* REQUIRED ACTION *
Set down the entries exactly. No line may differ from its source.

* EXERCISE MATERIALS *
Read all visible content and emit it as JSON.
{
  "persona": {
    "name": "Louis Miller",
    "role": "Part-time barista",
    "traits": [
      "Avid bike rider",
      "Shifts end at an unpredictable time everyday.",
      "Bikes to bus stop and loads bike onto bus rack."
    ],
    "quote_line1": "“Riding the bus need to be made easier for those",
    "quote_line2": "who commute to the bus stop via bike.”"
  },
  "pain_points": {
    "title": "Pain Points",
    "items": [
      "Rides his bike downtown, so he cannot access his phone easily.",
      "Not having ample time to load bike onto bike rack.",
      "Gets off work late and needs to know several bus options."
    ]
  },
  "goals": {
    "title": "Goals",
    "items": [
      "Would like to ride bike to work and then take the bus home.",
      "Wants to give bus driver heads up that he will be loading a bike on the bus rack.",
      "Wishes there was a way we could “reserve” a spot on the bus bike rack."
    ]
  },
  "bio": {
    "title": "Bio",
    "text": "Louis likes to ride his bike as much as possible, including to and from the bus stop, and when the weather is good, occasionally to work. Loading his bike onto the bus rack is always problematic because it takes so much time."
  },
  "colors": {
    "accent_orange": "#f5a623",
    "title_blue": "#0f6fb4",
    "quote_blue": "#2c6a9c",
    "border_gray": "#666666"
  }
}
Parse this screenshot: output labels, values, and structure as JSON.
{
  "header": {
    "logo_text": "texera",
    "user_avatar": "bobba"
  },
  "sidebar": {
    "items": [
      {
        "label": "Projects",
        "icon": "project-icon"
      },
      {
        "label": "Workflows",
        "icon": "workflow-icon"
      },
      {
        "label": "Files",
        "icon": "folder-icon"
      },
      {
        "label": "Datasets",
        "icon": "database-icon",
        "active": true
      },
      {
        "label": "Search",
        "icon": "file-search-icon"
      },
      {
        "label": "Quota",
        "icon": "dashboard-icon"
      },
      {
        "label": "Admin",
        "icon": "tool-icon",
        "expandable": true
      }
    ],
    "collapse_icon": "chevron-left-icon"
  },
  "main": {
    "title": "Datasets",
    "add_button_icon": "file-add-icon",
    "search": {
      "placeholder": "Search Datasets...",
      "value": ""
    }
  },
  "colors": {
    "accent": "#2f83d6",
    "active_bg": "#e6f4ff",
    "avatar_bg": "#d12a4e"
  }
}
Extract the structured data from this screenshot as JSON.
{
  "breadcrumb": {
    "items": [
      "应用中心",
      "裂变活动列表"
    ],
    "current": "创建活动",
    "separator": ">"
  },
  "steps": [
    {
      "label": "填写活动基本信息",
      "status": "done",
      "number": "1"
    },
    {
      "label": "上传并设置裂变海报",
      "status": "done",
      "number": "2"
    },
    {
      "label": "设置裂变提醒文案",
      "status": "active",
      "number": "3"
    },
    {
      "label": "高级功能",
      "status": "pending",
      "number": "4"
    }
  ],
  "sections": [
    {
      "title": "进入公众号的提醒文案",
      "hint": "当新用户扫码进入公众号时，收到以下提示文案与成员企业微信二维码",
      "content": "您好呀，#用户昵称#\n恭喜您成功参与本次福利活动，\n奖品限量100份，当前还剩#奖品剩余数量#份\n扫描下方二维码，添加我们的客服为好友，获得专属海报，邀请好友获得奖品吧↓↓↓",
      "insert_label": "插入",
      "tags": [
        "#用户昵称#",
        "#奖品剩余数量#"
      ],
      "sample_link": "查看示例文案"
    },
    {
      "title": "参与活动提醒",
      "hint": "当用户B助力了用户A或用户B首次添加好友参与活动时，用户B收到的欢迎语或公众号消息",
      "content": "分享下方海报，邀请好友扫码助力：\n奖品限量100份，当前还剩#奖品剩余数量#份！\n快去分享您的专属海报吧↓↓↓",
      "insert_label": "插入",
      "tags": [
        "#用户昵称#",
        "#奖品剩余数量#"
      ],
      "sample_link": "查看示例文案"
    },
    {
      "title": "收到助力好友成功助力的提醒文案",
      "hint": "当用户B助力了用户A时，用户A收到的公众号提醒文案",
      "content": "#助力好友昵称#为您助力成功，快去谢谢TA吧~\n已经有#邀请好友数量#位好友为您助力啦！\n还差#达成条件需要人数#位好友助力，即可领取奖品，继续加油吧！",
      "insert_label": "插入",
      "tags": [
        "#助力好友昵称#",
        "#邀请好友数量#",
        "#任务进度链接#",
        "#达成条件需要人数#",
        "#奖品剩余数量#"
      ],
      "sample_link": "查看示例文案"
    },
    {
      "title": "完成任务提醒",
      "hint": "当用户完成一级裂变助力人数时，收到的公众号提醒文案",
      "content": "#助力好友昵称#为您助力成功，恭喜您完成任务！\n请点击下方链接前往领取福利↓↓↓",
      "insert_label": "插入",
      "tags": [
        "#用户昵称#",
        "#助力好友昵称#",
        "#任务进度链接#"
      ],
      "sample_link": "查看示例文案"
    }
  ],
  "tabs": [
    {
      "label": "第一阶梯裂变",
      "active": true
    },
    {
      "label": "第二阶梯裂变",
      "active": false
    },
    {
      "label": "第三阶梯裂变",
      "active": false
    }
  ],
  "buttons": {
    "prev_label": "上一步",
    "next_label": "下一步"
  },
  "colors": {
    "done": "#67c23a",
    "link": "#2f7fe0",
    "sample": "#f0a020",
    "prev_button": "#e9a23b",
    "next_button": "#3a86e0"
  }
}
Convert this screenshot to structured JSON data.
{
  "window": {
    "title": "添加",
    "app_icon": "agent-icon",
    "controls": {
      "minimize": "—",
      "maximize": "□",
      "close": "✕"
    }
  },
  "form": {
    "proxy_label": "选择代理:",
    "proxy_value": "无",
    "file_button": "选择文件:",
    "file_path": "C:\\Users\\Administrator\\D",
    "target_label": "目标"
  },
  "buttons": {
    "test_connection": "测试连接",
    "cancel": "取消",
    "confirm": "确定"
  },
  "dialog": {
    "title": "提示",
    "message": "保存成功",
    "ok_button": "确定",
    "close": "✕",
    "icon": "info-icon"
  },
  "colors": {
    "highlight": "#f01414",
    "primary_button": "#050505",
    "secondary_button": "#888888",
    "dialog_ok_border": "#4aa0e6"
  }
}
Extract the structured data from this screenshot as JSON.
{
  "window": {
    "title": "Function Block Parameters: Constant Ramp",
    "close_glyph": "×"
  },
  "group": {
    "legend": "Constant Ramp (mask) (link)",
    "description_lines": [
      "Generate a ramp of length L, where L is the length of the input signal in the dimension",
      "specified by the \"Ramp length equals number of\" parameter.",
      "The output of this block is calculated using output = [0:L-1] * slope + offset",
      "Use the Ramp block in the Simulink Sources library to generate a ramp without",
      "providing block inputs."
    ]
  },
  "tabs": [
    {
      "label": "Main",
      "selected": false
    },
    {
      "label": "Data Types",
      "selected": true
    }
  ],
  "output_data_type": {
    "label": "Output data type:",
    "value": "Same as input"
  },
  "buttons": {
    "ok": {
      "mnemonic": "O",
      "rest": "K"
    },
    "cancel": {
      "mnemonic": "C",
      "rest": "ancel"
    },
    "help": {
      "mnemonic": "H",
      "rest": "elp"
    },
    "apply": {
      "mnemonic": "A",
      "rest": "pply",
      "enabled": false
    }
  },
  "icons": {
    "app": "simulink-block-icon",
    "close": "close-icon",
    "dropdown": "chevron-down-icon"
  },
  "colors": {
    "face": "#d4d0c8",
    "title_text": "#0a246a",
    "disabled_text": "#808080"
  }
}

* ANSWER BOX *
Read all visible content and emit it as JSON.
{
  "persona": {
    "name": "Louis Miller",
    "role": "Part-time barista",
    "traits": [
      "Avid bike rider",
      "Shifts end at an unpredictable time everyday.",
      "Bikes to bus stop and loads bike onto bus rack."
    ],
    "quote_line1": "“Riding the bus need to be made easier for those",
    "quote_line2": "who commute to the bus stop via bike.”"
  },
  "pain_points": {
    "title": "Pain Points",
    "items": [
      "Rides his bike downtown, so he cannot access his phone easily.",
      "Not having ample time to load bike onto bike rack.",
      "Gets off work late and needs to know several bus options."
    ]
  },
  "goals": {
    "title": "Goals",
    "items": [
      "Would like to ride bike to work and then take the bus home.",
      "Wants to give bus driver heads up that he will be loading a bike on the bus rack.",
      "Wishes there was a way we could “reserve” a spot on the bus bike rack."
    ]
  },
  "bio": {
    "title": "Bio",
    "text": "Louis likes to ride his bike as much as possible, including to and from the bus stop, and when the weather is good, occasionally to work. Loading his bike onto the bus rack is always problematic because it takes so much time."
  },
  "colors": {
    "accent_orange": "#f5a623",
    "title_blue": "#0f6fb4",
    "quote_blue": "#2c6a9c",
    "border_gray": "#666666"
  }
}
Parse this screenshot: output labels, values, and structure as JSON.
{
  "header": {
    "logo_text": "texera",
    "user_avatar": "bobba"
  },
  "sidebar": {
    "items": [
      {
        "label": "Projects",
        "icon": "project-icon"
      },
      {
        "label": "Workflows",
        "icon": "workflow-icon"
      },
      {
        "label": "Files",
        "icon": "folder-icon"
      },
      {
        "label": "Datasets",
        "icon": "database-icon",
        "active": true
      },
      {
        "label": "Search",
        "icon": "file-search-icon"
      },
      {
        "label": "Quota",
        "icon": "dashboard-icon"
      },
      {
        "label": "Admin",
        "icon": "tool-icon",
        "expandable": true
      }
    ],
    "collapse_icon": "chevron-left-icon"
  },
  "main": {
    "title": "Datasets",
    "add_button_icon": "file-add-icon",
    "search": {
      "placeholder": "Search Datasets...",
      "value": ""
    }
  },
  "colors": {
    "accent": "#2f83d6",
    "active_bg": "#e6f4ff",
    "avatar_bg": "#d12a4e"
  }
}
Extract the structured data from this screenshot as JSON.
{
  "breadcrumb": {
    "items": [
      "应用中心",
      "裂变活动列表"
    ],
    "current": "创建活动",
    "separator": ">"
  },
  "steps": [
    {
      "label": "填写活动基本信息",
      "status": "done",
      "number": "1"
    },
    {
      "label": "上传并设置裂变海报",
      "status": "done",
      "number": "2"
    },
    {
      "label": "设置裂变提醒文案",
      "status": "active",
      "number": "3"
    },
    {
      "label": "高级功能",
      "status": "pending",
      "number": "4"
    }
  ],
  "sections": [
    {
      "title": "进入公众号的提醒文案",
      "hint": "当新用户扫码进入公众号时，收到以下提示文案与成员企业微信二维码",
      "content": "您好呀，#用户昵称#\n恭喜您成功参与本次福利活动，\n奖品限量100份，当前还剩#奖品剩余数量#份\n扫描下方二维码，添加我们的客服为好友，获得专属海报，邀请好友获得奖品吧↓↓↓",
      "insert_label": "插入",
      "tags": [
        "#用户昵称#",
        "#奖品剩余数量#"
      ],
      "sample_link": "查看示例文案"
    },
    {
      "title": "参与活动提醒",
      "hint": "当用户B助力了用户A或用户B首次添加好友参与活动时，用户B收到的欢迎语或公众号消息",
      "content": "分享下方海报，邀请好友扫码助力：\n奖品限量100份，当前还剩#奖品剩余数量#份！\n快去分享您的专属海报吧↓↓↓",
      "insert_label": "插入",
      "tags": [
        "#用户昵称#",
        "#奖品剩余数量#"
      ],
      "sample_link": "查看示例文案"
    },
    {
      "title": "收到助力好友成功助力的提醒文案",
      "hint": "当用户B助力了用户A时，用户A收到的公众号提醒文案",
      "content": "#助力好友昵称#为您助力成功，快去谢谢TA吧~\n已经有#邀请好友数量#位好友为您助力啦！\n还差#达成条件需要人数#位好友助力，即可领取奖品，继续加油吧！",
      "insert_label": "插入",
      "tags": [
        "#助力好友昵称#",
        "#邀请好友数量#",
        "#任务进度链接#",
        "#达成条件需要人数#",
        "#奖品剩余数量#"
      ],
      "sample_link": "查看示例文案"
    },
    {
      "title": "完成任务提醒",
      "hint": "当用户完成一级裂变助力人数时，收到的公众号提醒文案",
      "content": "#助力好友昵称#为您助力成功，恭喜您完成任务！\n请点击下方链接前往领取福利↓↓↓",
      "insert_label": "插入",
      "tags": [
        "#用户昵称#",
        "#助力好友昵称#",
        "#任务进度链接#"
      ],
      "sample_link": "查看示例文案"
    }
  ],
  "tabs": [
    {
      "label": "第一阶梯裂变",
      "active": true
    },
    {
      "label": "第二阶梯裂变",
      "active": false
    },
    {
      "label": "第三阶梯裂变",
      "active": false
    }
  ],
  "buttons": {
    "prev_label": "上一步",
    "next_label": "下一步"
  },
  "colors": {
    "done": "#67c23a",
    "link": "#2f7fe0",
    "sample": "#f0a020",
    "prev_button": "#e9a23b",
    "next_button": "#3a86e0"
  }
}
Convert this screenshot to structured JSON data.
{
  "window": {
    "title": "添加",
    "app_icon": "agent-icon",
    "controls": {
      "minimize": "—",
      "maximize": "□",
      "close": "✕"
    }
  },
  "form": {
    "proxy_label": "选择代理:",
    "proxy_value": "无",
    "file_button": "选择文件:",
    "file_path": "C:\\Users\\Administrator\\D",
    "target_label": "目标"
  },
  "buttons": {
    "test_connection": "测试连接",
    "cancel": "取消",
    "confirm": "确定"
  },
  "dialog": {
    "title": "提示",
    "message": "保存成功",
    "ok_button": "确定",
    "close": "✕",
    "icon": "info-icon"
  },
  "colors": {
    "highlight": "#f01414",
    "primary_button": "#050505",
    "secondary_button": "#888888",
    "dialog_ok_border": "#4aa0e6"
  }
}
Extract the structured data from this screenshot as JSON.
{
  "window": {
    "title": "Function Block Parameters: Constant Ramp",
    "close_glyph": "×"
  },
  "group": {
    "legend": "Constant Ramp (mask) (link)",
    "description_lines": [
      "Generate a ramp of length L, where L is the length of the input signal in the dimension",
      "specified by the \"Ramp length equals number of\" parameter.",
      "The output of this block is calculated using output = [0:L-1] * slope + offset",
      "Use the Ramp block in the Simulink Sources library to generate a ramp without",
      "providing block inputs."
    ]
  },
  "tabs": [
    {
      "label": "Main",
      "selected": false
    },
    {
      "label": "Data Types",
      "selected": true
    }
  ],
  "output_data_type": {
    "label": "Output data type:",
    "value": "Same as input"
  },
  "buttons": {
    "ok": {
      "mnemonic": "O",
      "rest": "K"
    },
    "cancel": {
      "mnemonic": "C",
      "rest": "ancel"
    },
    "help": {
      "mnemonic": "H",
      "rest": "elp"
    },
    "apply": {
      "mnemonic": "A",
      "rest": "pply",
      "enabled": false
    }
  },
  "icons": {
    "app": "simulink-block-icon",
    "close": "close-icon",
    "dropdown": "chevron-down-icon"
  },
  "colors": {
    "face": "#d4d0c8",
    "title_text": "#0a246a",
    "disabled_text": "#808080"
  }
}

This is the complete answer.